News item: Scott Gomez has signed a one-year, $900 000 contract with the Florida Panthers. This will help with the mortgage payments, and the car repair bills, since Scott is now on a fixed income, and set to draw only $1.5M from the Canadiens for the next two seasons. Such financial downturns are hard to absorb, and we can only hope he squirreled away some of the tens of millions of dollars he earned earlier during his MegaBucks contract he signed with the Rangers.
Of course, any mention of Scott Gomez is enough to send Canadiens observers screaming to the battlements, of how we had to endure seasons of his ineptitude and diffidence, while Ryan McDonagh, one of the pieces we swapped to New York in return for the privilege of Mr. Gomez's 'services', is rounding into one of the best young defensive defencemen in the league. Imagining him as a pairing on the left side of P.K. Subban, the lost opportunity which was all too realizable, is almost too much to endure.
So it's no surprise a lot of fans gnash their teeth at the Scott Gomez trade, and proclaim that the minute it was announced they hated it and predicted a catastrophe. I however wasn't that prescient, I'd spent a few seasons not following the Canadiens too much, so I couldn't evaluate it properly, not really knowing the players involved. I was in Montréal at the time, visiting my girlfriend at the time, and reading her Gazette Sports section, trying to make sense of it all. Scott Gomez, Brian Gionta, Mike Cammalleri, Travis Moen, Jaroslav Spacek... Really? And Saku is gone? Alex Kovalev was made an offer, he dithered, and lost out and ended up in Ottawa, to his public chagrin. Is that significant? And this Spacek guy, and Roman Hamrlik, that's our defence now? That doesn't sound good does it? Wasn't this Mike Komisarek supposed to be good? Why did they let him walk?
Ultimately, I decided that Bob Gainey was a good man and a smart GM, he'd won a Stanley Cup in Dallas after all, he knew what he was doing. That's as far as I could venture on this one.
The Réjean Houle hire, however, I called it. I rang the bell. I screamed "Iceberg, right ahead!" as loud as I could. But it was too late.

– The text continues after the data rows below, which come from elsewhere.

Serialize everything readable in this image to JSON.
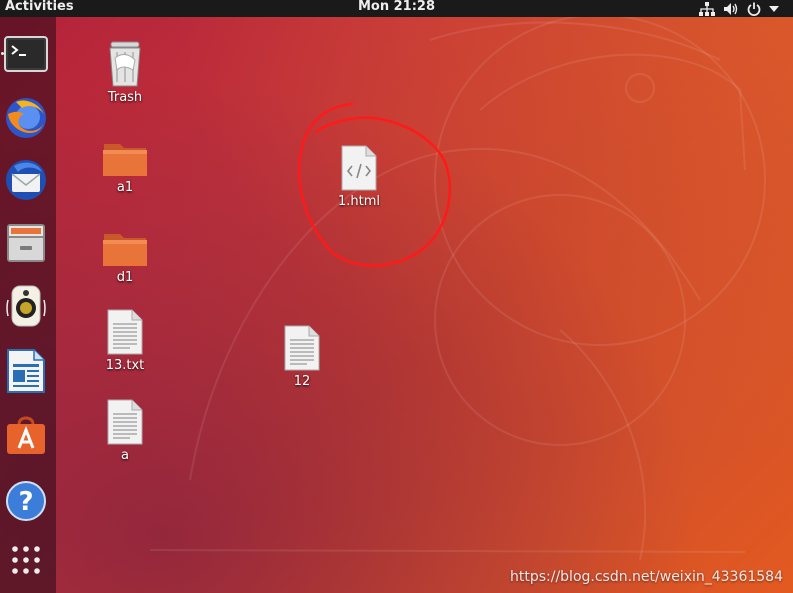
{
  "topbar": {
    "activities": "Activities",
    "clock": "Mon 21:28",
    "tray_icons": [
      "network-icon",
      "volume-icon",
      "power-icon",
      "chevron-down-icon"
    ]
  },
  "dock": {
    "items": [
      {
        "name": "Terminal",
        "icon": "terminal-icon"
      },
      {
        "name": "Firefox",
        "icon": "firefox-icon"
      },
      {
        "name": "Thunderbird",
        "icon": "thunderbird-icon"
      },
      {
        "name": "Files",
        "icon": "files-icon"
      },
      {
        "name": "Rhythmbox",
        "icon": "rhythmbox-icon"
      },
      {
        "name": "LibreOffice Writer",
        "icon": "writer-icon"
      },
      {
        "name": "Ubuntu Software",
        "icon": "software-icon"
      },
      {
        "name": "Help",
        "icon": "help-icon"
      },
      {
        "name": "Show Applications",
        "icon": "app-grid-icon"
      }
    ]
  },
  "desktop": {
    "icons": [
      {
        "label": "Trash",
        "icon": "trash-icon"
      },
      {
        "label": "a1",
        "icon": "folder-icon"
      },
      {
        "label": "d1",
        "icon": "folder-icon"
      },
      {
        "label": "13.txt",
        "icon": "text-file-icon"
      },
      {
        "label": "a",
        "icon": "text-file-icon"
      },
      {
        "label": "1.html",
        "icon": "html-file-icon"
      },
      {
        "label": "12",
        "icon": "text-file-icon"
      }
    ]
  },
  "watermark": "https://blog.csdn.net/weixin_43361584",
  "colors": {
    "topbar": "#1a1a1a",
    "wallpaper_start": "#b4213a",
    "wallpaper_end": "#e35a20",
    "annotation": "#ff1a1a",
    "folder": "#e8743a"
  }
}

We all know what an unprepossessing character Réjean Houle is. Ken Dryden aptly described him in his book "The Game" as the small-town naif who never matured or wised up. His bad investments were a great source of mirth in the dressing room. One wag opined that he would finish his career with more "points (de suture, meaning stitches) on his face than on the scoresheet" which was funny but unfair, given that Réjean had a decent career, especially the WHA years, but referred to his astounding ability to flub on shots and miss open nets, as well as his legendary bad luck with injuries.
After his playing days were done, Réjean, ever the company man, started working at Molson. My sister worked at National Relations Publique, and one day asked me who Réjean Houle was. I did the best I could, and she nodded as if the picture I was painting made sense. She then explained that he had been at her offices, and had made quite an impression, and not a good one, with the awkward way he would shuffle over to everyone he saw, with arm extended out way too soon, with poor timing and no charm, and repeat, incessantly: "Réjean Houle, Brasserie Molson... Réjean Houle, Brasserie Molson..."
His bad trades were kicks to the gut. I remember how he crowed about landing Jocelyn Thibault, and implied that the Avalanche were trying to foist Stéphane Fiset on him, but he had stuck to his guns and insisted on Mr. Thibault, as if it was a feather in his cap, as if he'd kind of swindled them a little. It didn't seem to occur to him that they no longer had any use for him once they had Patrick Roy, that Mr. Thibault was almost a perishable item. About another stumper, in which he dealt away Lyle Odelein, he explained that he was getting in return Stéphane Richer, and how that would make his club tougher to play against, since Stéphane was a big boy. In his inimitable French-Canadian accent, he proceeded to list his height and weight: "Stéphane is six foot tree, two hundred pound, he's a big player..." And I wondered how trading away Lyle Odelein and his toughness and dedication was mitigated in any way by Mr. Richer, as spectacular a player as he had once been, fleetingly.
So some moves give you the ice-cold shower heebie jeebies, like the Réjean Houle hire and subsequent Patrick Roy trade, or more recently the Tomas Kaberle trade, but for Scott Gomez trade I didn't have that sinking feeling, that premonition. Which is good, since as the ship was slowly filling with water and our fate was doom, I was blissfully unaware, and didn't experience terror all the way down. I had another season where I actually enjoyed myself, unlike the wiser Canadiens fans, who knew there were no lifeboats big enough for this catastrophe.